IBM is threatening to leave organizations that set standards for software interoperability because of concerns that their processes are not always fair.
IBM published a new set of guidelines it plans to follow, which include encouraging standards bodies to have rules to protect their decisions from "undue influence," a clear reference to competitor Microsoft.
IBM would like to see loopholes that allow dominant companies to abuse standards processes closed, said Bob Sutor, vice president of open source and standards. Leaving a standards organization for a lack of reforms would be a "last resort," he said.
"We see this very much as a positive, constructive policy for how we hope to engage," Sutor said.
IBM was one of the most vocal opponents of a file format created by Microsoft and approved by the International Organization for Standardization (ISO) as an international standard earlier this year.
Part of the specification, called Office Open XML, is used in Microsoft's latest Office 2007 productivity suite but has yet to be fully implemented by either Microsoft or other software vendors. OOXML is a rival to OpenDocument Format (ODF), also an international standard used in office suites such as OpenOffice.org and StarOffice.
Microsoft submitted OOXML to the ISO under a so-called Fast Track process, which some opponents believed was too rushed and resulted in a poor-quality standard. Many countries and technical experts questioned the need for another standard document format.
A draft standard OOXML was approved by ISO/IEC Joint Technical Committee 1 (JTC 1) in a vote that closed March 29. Brazil, India, South Africa and Venezuela filed appeals over its approval, but the appeals were dismissed in July.

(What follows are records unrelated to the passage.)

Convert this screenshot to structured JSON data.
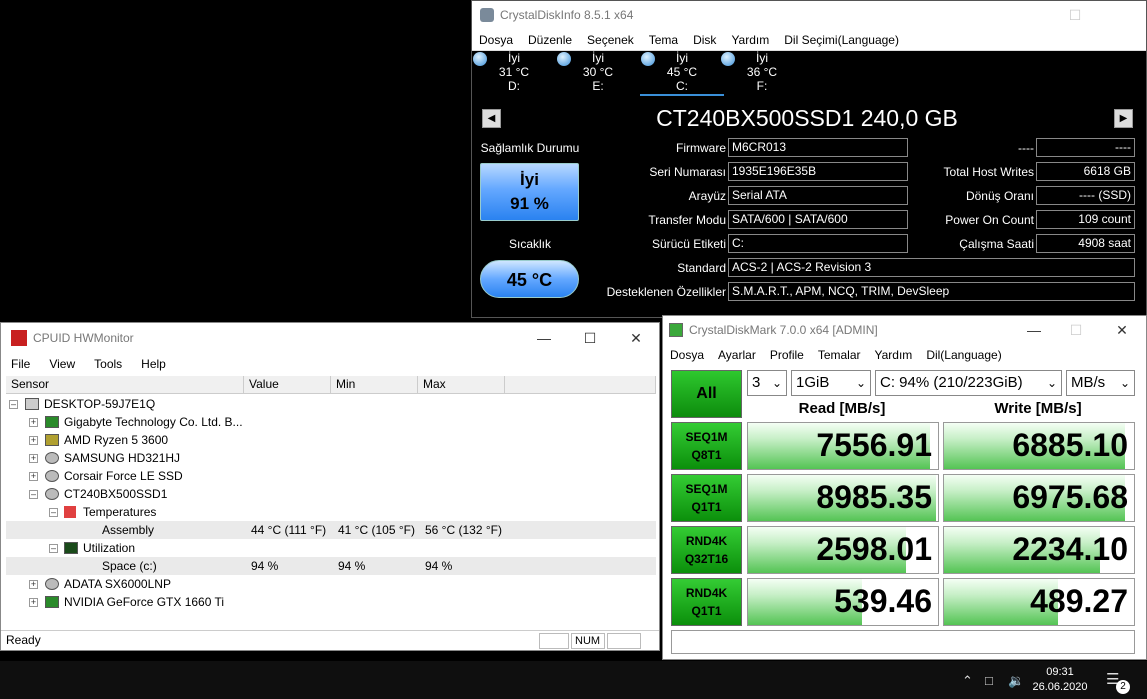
{
  "cdi": {
    "title": "CrystalDiskInfo 8.5.1 x64",
    "menu": [
      "Dosya",
      "Düzenle",
      "Seçenek",
      "Tema",
      "Disk",
      "Yardım",
      "Dil Seçimi(Language)"
    ],
    "disks": [
      {
        "status": "İyi",
        "temp": "31 °C",
        "letter": "D:"
      },
      {
        "status": "İyi",
        "temp": "30 °C",
        "letter": "E:"
      },
      {
        "status": "İyi",
        "temp": "45 °C",
        "letter": "C:"
      },
      {
        "status": "İyi",
        "temp": "36 °C",
        "letter": "F:"
      }
    ],
    "model": "CT240BX500SSD1 240,0 GB",
    "health_label": "Sağlamlık Durumu",
    "health_status": "İyi",
    "health_percent": "91 %",
    "temp_label": "Sıcaklık",
    "temp_value": "45 °C",
    "left_fields": [
      {
        "label": "Firmware",
        "value": "M6CR013"
      },
      {
        "label": "Seri Numarası",
        "value": "1935E196E35B"
      },
      {
        "label": "Arayüz",
        "value": "Serial ATA"
      },
      {
        "label": "Transfer Modu",
        "value": "SATA/600 | SATA/600"
      },
      {
        "label": "Sürücü Etiketi",
        "value": "C:"
      }
    ],
    "right_fields": [
      {
        "label": "----",
        "value": "----"
      },
      {
        "label": "Total Host Writes",
        "value": "6618 GB"
      },
      {
        "label": "Dönüş Oranı",
        "value": "---- (SSD)"
      },
      {
        "label": "Power On Count",
        "value": "109 count"
      },
      {
        "label": "Çalışma Saati",
        "value": "4908 saat"
      }
    ],
    "standard_label": "Standard",
    "standard_value": "ACS-2 | ACS-2 Revision 3",
    "features_label": "Desteklenen Özellikler",
    "features_value": "S.M.A.R.T., APM, NCQ, TRIM, DevSleep"
  },
  "hwm": {
    "title": "CPUID HWMonitor",
    "menu": [
      "File",
      "View",
      "Tools",
      "Help"
    ],
    "columns": [
      "Sensor",
      "Value",
      "Min",
      "Max"
    ],
    "tree": {
      "root": "DESKTOP-59J7E1Q",
      "items": [
        "Gigabyte Technology Co. Ltd. B...",
        "AMD Ryzen 5 3600",
        "SAMSUNG HD321HJ",
        "Corsair Force LE SSD",
        "CT240BX500SSD1"
      ],
      "temperatures": "Temperatures",
      "assembly": {
        "name": "Assembly",
        "value": "44 °C  (111 °F)",
        "min": "41 °C  (105 °F)",
        "max": "56 °C  (132 °F)"
      },
      "utilization": "Utilization",
      "space": {
        "name": "Space (c:)",
        "value": "94 %",
        "min": "94 %",
        "max": "94 %"
      },
      "items_after": [
        "ADATA SX6000LNP",
        "NVIDIA GeForce GTX 1660 Ti"
      ]
    },
    "status": "Ready",
    "num": "NUM"
  },
  "cdm": {
    "title": "CrystalDiskMark 7.0.0 x64 [ADMIN]",
    "menu": [
      "Dosya",
      "Ayarlar",
      "Profile",
      "Temalar",
      "Yardım",
      "Dil(Language)"
    ],
    "all_label": "All",
    "count": "3",
    "size": "1GiB",
    "drive": "C: 94% (210/223GiB)",
    "unit": "MB/s",
    "read_head": "Read [MB/s]",
    "write_head": "Write [MB/s]",
    "tests": [
      {
        "l1": "SEQ1M",
        "l2": "Q8T1",
        "read": "7556.91",
        "write": "6885.10",
        "read_frac": 0.96,
        "write_frac": 0.95
      },
      {
        "l1": "SEQ1M",
        "l2": "Q1T1",
        "read": "8985.35",
        "write": "6975.68",
        "read_frac": 0.99,
        "write_frac": 0.95
      },
      {
        "l1": "RND4K",
        "l2": "Q32T16",
        "read": "2598.01",
        "write": "2234.10",
        "read_frac": 0.83,
        "write_frac": 0.82
      },
      {
        "l1": "RND4K",
        "l2": "Q1T1",
        "read": "539.46",
        "write": "489.27",
        "read_frac": 0.6,
        "write_frac": 0.6
      }
    ]
  },
  "taskbar": {
    "time": "09:31",
    "date": "26.06.2020",
    "notifications": "2"
  }
}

The appeals centered in part on alleged irregularities in the ISO's voting process.
In August, the ISO and the International Electrotechnical Commission (IEC) approved the publication of ISO/IEC DIS 29500, the official name for the OOXML specification.

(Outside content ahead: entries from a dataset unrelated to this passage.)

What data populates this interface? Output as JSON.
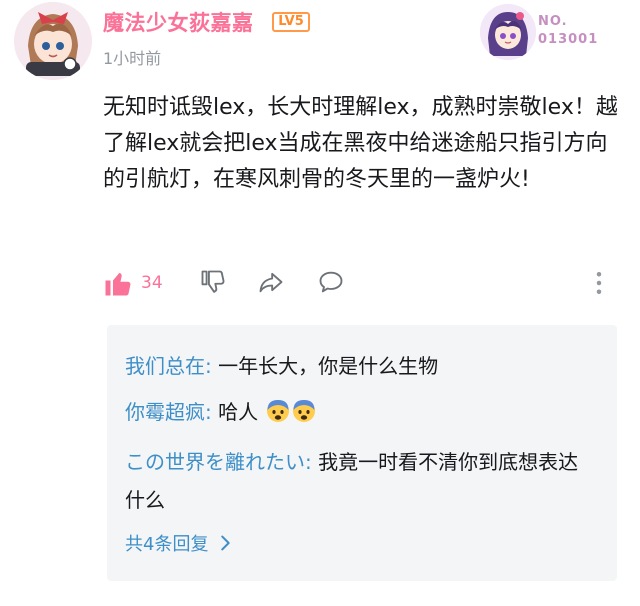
{
  "comment": {
    "username": "魔法少女荻嘉嘉",
    "level": "LV5",
    "time": "1小时前",
    "content": "无知时诋毁lex，长大时理解lex，成熟时崇敬lex！越了解lex就会把lex当成在黑夜中给迷途船只指引方向的引航灯，在寒风刺骨的冬天里的一盏炉火!",
    "likes": "34"
  },
  "fan_badge": {
    "label": "NO.",
    "number": "013001"
  },
  "replies": [
    {
      "name": "我们总在:",
      "text": " 一年长大，你是什么生物"
    },
    {
      "name": "你霉超疯:",
      "text": " 哈人",
      "emoji_count": 2
    },
    {
      "name": "この世界を離れたい:",
      "text": " 我竟一时看不清你到底想表达什么"
    }
  ],
  "more_replies": "共4条回复",
  "icons": {
    "like": "thumbs-up-icon",
    "dislike": "thumbs-down-icon",
    "share": "share-arrow-icon",
    "reply": "comment-bubble-icon",
    "more": "vertical-dots-icon",
    "emoji": "fearful-face-emoji",
    "chevron": "chevron-right-icon"
  },
  "colors": {
    "accent_pink": "#fb7299",
    "link_blue": "#3e8fc8",
    "level_orange": "#ff8a2a",
    "meta_gray": "#9499a0"
  }
}
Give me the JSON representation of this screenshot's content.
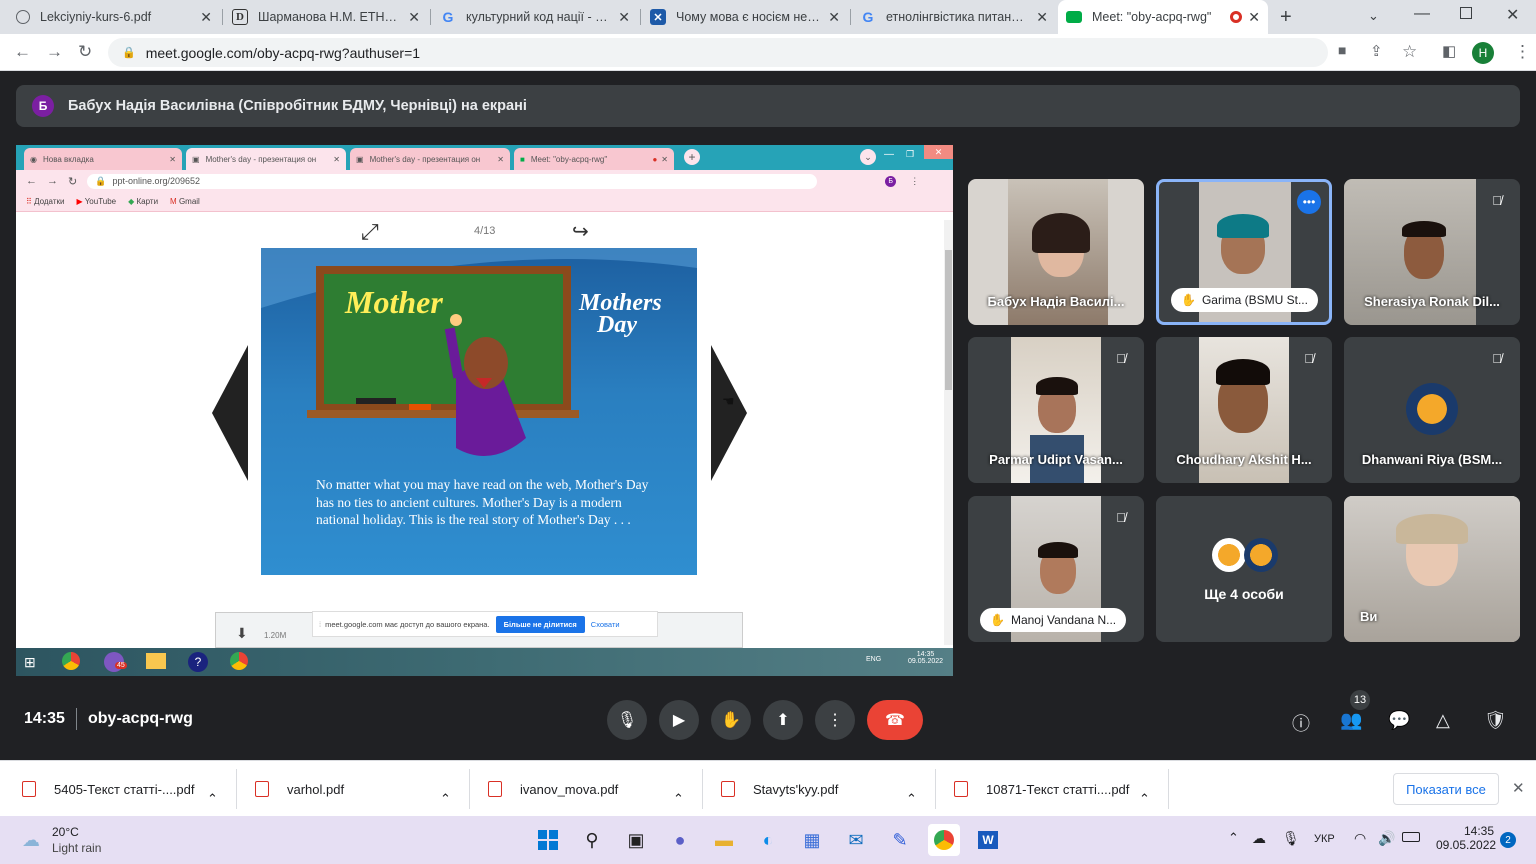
{
  "browser": {
    "tabs": [
      {
        "title": "Lekciyniy-kurs-6.pdf"
      },
      {
        "title": "Шарманова Н.М. ЕТНОЛІН"
      },
      {
        "title": "культурний код нації - Пош"
      },
      {
        "title": "Чому мова є носієм немат"
      },
      {
        "title": "етнолінгвістика питання -"
      },
      {
        "title": "Meet: \"oby-acpq-rwg\""
      }
    ],
    "url": "meet.google.com/oby-acpq-rwg?authuser=1",
    "profile_initial": "H"
  },
  "presenter_bar": {
    "avatar": "Б",
    "text": "Бабух Надія Василівна (Співробітник БДМУ, Чернівці) на екрані"
  },
  "shared_screen": {
    "tabs": [
      {
        "title": "Нова вкладка"
      },
      {
        "title": "Mother's day - презентация он"
      },
      {
        "title": "Mother's day - презентация он"
      },
      {
        "title": "Meet: \"oby-acpq-rwg\""
      }
    ],
    "url": "ppt-online.org/209652",
    "bookmarks": [
      "Додатки",
      "YouTube",
      "Карти",
      "Gmail"
    ],
    "page_counter": "4/13",
    "slide": {
      "board_text": "Mother",
      "title": "Mothers Day",
      "title_line1": "Mothers",
      "title_line2": "Day",
      "body": "No matter what you may have read on the web, Mother's Day has no ties to ancient cultures. Mother's Day is a modern national holiday. This is the real story of Mother's Day . . ."
    },
    "download_size": "1.20M",
    "notice": {
      "text": "meet.google.com має доступ до вашого екрана.",
      "stop_button": "Більше не ділитися",
      "hide_button": "Сховати"
    },
    "taskbar": {
      "lang": "ENG",
      "time": "14:35",
      "date": "09.05.2022",
      "badge": "45"
    }
  },
  "participants": [
    {
      "name": "Бабух Надія Василі...",
      "muted": false
    },
    {
      "name": "Garima (BSMU St...",
      "muted": false,
      "hand": true,
      "active": true
    },
    {
      "name": "Sherasiya Ronak Dil...",
      "muted": true
    },
    {
      "name": "Parmar Udipt Vasan...",
      "muted": true
    },
    {
      "name": "Choudhary Akshit H...",
      "muted": true
    },
    {
      "name": "Dhanwani Riya (BSM...",
      "muted": true
    },
    {
      "name": "Manoj Vandana N...",
      "muted": true,
      "hand": true
    },
    {
      "name": "Ще 4 особи",
      "muted": false
    },
    {
      "name": "Ви",
      "muted": false
    }
  ],
  "controls": {
    "time": "14:35",
    "meeting_code": "oby-acpq-rwg",
    "people_count": "13"
  },
  "downloads": {
    "files": [
      {
        "name": "5405-Текст статті-....pdf"
      },
      {
        "name": "varhol.pdf"
      },
      {
        "name": "ivanov_mova.pdf"
      },
      {
        "name": "Stavyts'kyy.pdf"
      },
      {
        "name": "10871-Текст статті....pdf"
      }
    ],
    "show_all": "Показати все"
  },
  "windows_taskbar": {
    "weather_temp": "20°C",
    "weather_desc": "Light rain",
    "lang": "УКР",
    "time": "14:35",
    "date": "09.05.2022",
    "notif_count": "2"
  },
  "colors": {
    "meet_bg": "#202124",
    "end_call": "#ea4335",
    "active_tile_border": "#8ab4f8",
    "slide_bg": "#2a7fc0"
  }
}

IBM's new guidelines for how it will participate in standards organizations was born out of the company's frustration with OOXML, said Andrew Updegrove, an attorney with Gesmer Updegrove in Boston who studies standards and intellectual-property issues.